--- Problem details ---
What appears in the data must be reproduced exactly.

--- Provided records ---
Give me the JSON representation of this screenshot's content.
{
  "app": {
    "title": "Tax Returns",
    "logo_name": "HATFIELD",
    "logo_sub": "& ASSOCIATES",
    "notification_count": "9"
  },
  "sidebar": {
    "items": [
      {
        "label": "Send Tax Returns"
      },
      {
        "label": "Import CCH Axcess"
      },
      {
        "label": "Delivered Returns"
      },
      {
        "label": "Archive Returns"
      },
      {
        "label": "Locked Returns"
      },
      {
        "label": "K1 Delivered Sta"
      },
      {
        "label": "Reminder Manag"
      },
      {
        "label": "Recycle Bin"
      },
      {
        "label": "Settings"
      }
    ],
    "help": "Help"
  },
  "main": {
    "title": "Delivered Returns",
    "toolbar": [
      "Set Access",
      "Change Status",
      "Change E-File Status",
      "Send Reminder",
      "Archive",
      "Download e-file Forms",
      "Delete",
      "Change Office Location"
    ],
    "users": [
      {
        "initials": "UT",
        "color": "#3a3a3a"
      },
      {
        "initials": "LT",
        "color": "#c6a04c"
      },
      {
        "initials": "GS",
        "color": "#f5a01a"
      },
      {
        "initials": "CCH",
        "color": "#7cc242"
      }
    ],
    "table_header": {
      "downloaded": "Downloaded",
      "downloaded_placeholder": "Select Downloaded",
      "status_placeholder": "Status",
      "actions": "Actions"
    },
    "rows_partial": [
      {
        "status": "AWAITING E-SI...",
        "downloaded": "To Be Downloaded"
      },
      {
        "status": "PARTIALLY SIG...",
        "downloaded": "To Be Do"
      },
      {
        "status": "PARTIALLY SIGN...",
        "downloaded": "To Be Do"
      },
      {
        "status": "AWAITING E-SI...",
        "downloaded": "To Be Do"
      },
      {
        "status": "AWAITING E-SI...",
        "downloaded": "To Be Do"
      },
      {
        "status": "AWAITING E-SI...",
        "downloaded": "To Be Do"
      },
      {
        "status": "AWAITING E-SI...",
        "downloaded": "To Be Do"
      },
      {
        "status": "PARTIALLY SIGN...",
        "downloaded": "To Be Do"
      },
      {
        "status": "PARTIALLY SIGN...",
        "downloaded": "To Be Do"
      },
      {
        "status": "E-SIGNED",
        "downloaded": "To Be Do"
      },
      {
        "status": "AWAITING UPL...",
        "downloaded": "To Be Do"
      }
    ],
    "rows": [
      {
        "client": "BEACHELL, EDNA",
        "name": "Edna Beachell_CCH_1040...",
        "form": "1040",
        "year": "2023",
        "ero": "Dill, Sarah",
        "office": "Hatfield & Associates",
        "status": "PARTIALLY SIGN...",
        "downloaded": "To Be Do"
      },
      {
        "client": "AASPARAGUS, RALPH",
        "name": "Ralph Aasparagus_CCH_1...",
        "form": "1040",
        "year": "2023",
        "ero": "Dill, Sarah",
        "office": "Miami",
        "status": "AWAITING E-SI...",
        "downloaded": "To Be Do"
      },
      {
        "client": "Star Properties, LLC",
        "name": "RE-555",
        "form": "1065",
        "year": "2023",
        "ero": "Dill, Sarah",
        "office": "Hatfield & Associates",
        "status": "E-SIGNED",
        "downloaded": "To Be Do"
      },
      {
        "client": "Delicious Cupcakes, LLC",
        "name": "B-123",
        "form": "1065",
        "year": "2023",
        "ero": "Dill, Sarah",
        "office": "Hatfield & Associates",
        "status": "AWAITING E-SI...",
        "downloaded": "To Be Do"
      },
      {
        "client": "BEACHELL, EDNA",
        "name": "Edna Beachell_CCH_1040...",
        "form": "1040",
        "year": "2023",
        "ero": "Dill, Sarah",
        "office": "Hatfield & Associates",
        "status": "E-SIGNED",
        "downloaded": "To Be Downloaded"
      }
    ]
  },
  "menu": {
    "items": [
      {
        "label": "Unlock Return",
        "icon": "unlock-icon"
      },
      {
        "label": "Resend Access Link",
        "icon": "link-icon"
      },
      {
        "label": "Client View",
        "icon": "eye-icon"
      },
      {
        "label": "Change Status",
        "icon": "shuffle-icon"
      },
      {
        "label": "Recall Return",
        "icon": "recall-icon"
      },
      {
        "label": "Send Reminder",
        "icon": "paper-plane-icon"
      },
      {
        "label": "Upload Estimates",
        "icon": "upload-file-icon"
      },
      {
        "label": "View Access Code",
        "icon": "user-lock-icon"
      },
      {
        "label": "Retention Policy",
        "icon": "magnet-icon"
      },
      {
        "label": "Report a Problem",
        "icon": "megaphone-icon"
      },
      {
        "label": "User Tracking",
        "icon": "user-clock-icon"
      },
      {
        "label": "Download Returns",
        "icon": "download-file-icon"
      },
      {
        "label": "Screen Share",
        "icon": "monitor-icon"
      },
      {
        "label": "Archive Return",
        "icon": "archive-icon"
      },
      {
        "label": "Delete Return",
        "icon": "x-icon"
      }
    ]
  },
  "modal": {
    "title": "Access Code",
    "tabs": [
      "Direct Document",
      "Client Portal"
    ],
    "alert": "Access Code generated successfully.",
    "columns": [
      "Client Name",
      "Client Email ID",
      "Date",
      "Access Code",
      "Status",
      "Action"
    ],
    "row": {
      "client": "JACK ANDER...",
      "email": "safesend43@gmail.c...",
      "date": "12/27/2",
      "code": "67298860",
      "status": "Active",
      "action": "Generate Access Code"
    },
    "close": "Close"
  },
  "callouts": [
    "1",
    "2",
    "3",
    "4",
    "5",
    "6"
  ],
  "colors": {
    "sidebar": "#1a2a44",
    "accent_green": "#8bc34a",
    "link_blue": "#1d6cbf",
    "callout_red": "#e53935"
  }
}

--- Task response ---
Give me the JSON representation of this screenshot's content.
{
  "app": {
    "title": "Tax Returns",
    "logo_name": "HATFIELD",
    "logo_sub": "& ASSOCIATES",
    "notification_count": "9"
  },
  "sidebar": {
    "items": [
      {
        "label": "Send Tax Returns"
      },
      {
        "label": "Import CCH Axcess"
      },
      {
        "label": "Delivered Returns"
      },
      {
        "label": "Archive Returns"
      },
      {
        "label": "Locked Returns"
      },
      {
        "label": "K1 Delivered Sta"
      },
      {
        "label": "Reminder Manag"
      },
      {
        "label": "Recycle Bin"
      },
      {
        "label": "Settings"
      }
    ],
    "help": "Help"
  },
  "main": {
    "title": "Delivered Returns",
    "toolbar": [
      "Set Access",
      "Change Status",
      "Change E-File Status",
      "Send Reminder",
      "Archive",
      "Download e-file Forms",
      "Delete",
      "Change Office Location"
    ],
    "users": [
      {
        "initials": "UT",
        "color": "#3a3a3a"
      },
      {
        "initials": "LT",
        "color": "#c6a04c"
      },
      {
        "initials": "GS",
        "color": "#f5a01a"
      },
      {
        "initials": "CCH",
        "color": "#7cc242"
      }
    ],
    "table_header": {
      "downloaded": "Downloaded",
      "downloaded_placeholder": "Select Downloaded",
      "status_placeholder": "Status",
      "actions": "Actions"
    },
    "rows_partial": [
      {
        "status": "AWAITING E-SI...",
        "downloaded": "To Be Downloaded"
      },
      {
        "status": "PARTIALLY SIG...",
        "downloaded": "To Be Do"
      },
      {
        "status": "PARTIALLY SIGN...",
        "downloaded": "To Be Do"
      },
      {
        "status": "AWAITING E-SI...",
        "downloaded": "To Be Do"
      },
      {
        "status": "AWAITING E-SI...",
        "downloaded": "To Be Do"
      },
      {
        "status": "AWAITING E-SI...",
        "downloaded": "To Be Do"
      },
      {
        "status": "AWAITING E-SI...",
        "downloaded": "To Be Do"
      },
      {
        "status": "PARTIALLY SIGN...",
        "downloaded": "To Be Do"
      },
      {
        "status": "PARTIALLY SIGN...",
        "downloaded": "To Be Do"
      },
      {
        "status": "E-SIGNED",
        "downloaded": "To Be Do"
      },
      {
        "status": "AWAITING UPL...",
        "downloaded": "To Be Do"
      }
    ],
    "rows": [
      {
        "client": "BEACHELL, EDNA",
        "name": "Edna Beachell_CCH_1040...",
        "form": "1040",
        "year": "2023",
        "ero": "Dill, Sarah",
        "office": "Hatfield & Associates",
        "status": "PARTIALLY SIGN...",
        "downloaded": "To Be Do"
      },
      {
        "client": "AASPARAGUS, RALPH",
        "name": "Ralph Aasparagus_CCH_1...",
        "form": "1040",
        "year": "2023",
        "ero": "Dill, Sarah",
        "office": "Miami",
        "status": "AWAITING E-SI...",
        "downloaded": "To Be Do"
      },
      {
        "client": "Star Properties, LLC",
        "name": "RE-555",
        "form": "1065",
        "year": "2023",
        "ero": "Dill, Sarah",
        "office": "Hatfield & Associates",
        "status": "E-SIGNED",
        "downloaded": "To Be Do"
      },
      {
        "client": "Delicious Cupcakes, LLC",
        "name": "B-123",
        "form": "1065",
        "year": "2023",
        "ero": "Dill, Sarah",
        "office": "Hatfield & Associates",
        "status": "AWAITING E-SI...",
        "downloaded": "To Be Do"
      },
      {
        "client": "BEACHELL, EDNA",
        "name": "Edna Beachell_CCH_1040...",
        "form": "1040",
        "year": "2023",
        "ero": "Dill, Sarah",
        "office": "Hatfield & Associates",
        "status": "E-SIGNED",
        "downloaded": "To Be Downloaded"
      }
    ]
  },
  "menu": {
    "items": [
      {
        "label": "Unlock Return",
        "icon": "unlock-icon"
      },
      {
        "label": "Resend Access Link",
        "icon": "link-icon"
      },
      {
        "label": "Client View",
        "icon": "eye-icon"
      },
      {
        "label": "Change Status",
        "icon": "shuffle-icon"
      },
      {
        "label": "Recall Return",
        "icon": "recall-icon"
      },
      {
        "label": "Send Reminder",
        "icon": "paper-plane-icon"
      },
      {
        "label": "Upload Estimates",
        "icon": "upload-file-icon"
      },
      {
        "label": "View Access Code",
        "icon": "user-lock-icon"
      },
      {
        "label": "Retention Policy",
        "icon": "magnet-icon"
      },
      {
        "label": "Report a Problem",
        "icon": "megaphone-icon"
      },
      {
        "label": "User Tracking",
        "icon": "user-clock-icon"
      },
      {
        "label": "Download Returns",
        "icon": "download-file-icon"
      },
      {
        "label": "Screen Share",
        "icon": "monitor-icon"
      },
      {
        "label": "Archive Return",
        "icon": "archive-icon"
      },
      {
        "label": "Delete Return",
        "icon": "x-icon"
      }
    ]
  },
  "modal": {
    "title": "Access Code",
    "tabs": [
      "Direct Document",
      "Client Portal"
    ],
    "alert": "Access Code generated successfully.",
    "columns": [
      "Client Name",
      "Client Email ID",
      "Date",
      "Access Code",
      "Status",
      "Action"
    ],
    "row": {
      "client": "JACK ANDER...",
      "email": "safesend43@gmail.c...",
      "date": "12/27/2",
      "code": "67298860",
      "status": "Active",
      "action": "Generate Access Code"
    },
    "close": "Close"
  },
  "callouts": [
    "1",
    "2",
    "3",
    "4",
    "5",
    "6"
  ],
  "colors": {
    "sidebar": "#1a2a44",
    "accent_green": "#8bc34a",
    "link_blue": "#1d6cbf",
    "callout_red": "#e53935"
  }
}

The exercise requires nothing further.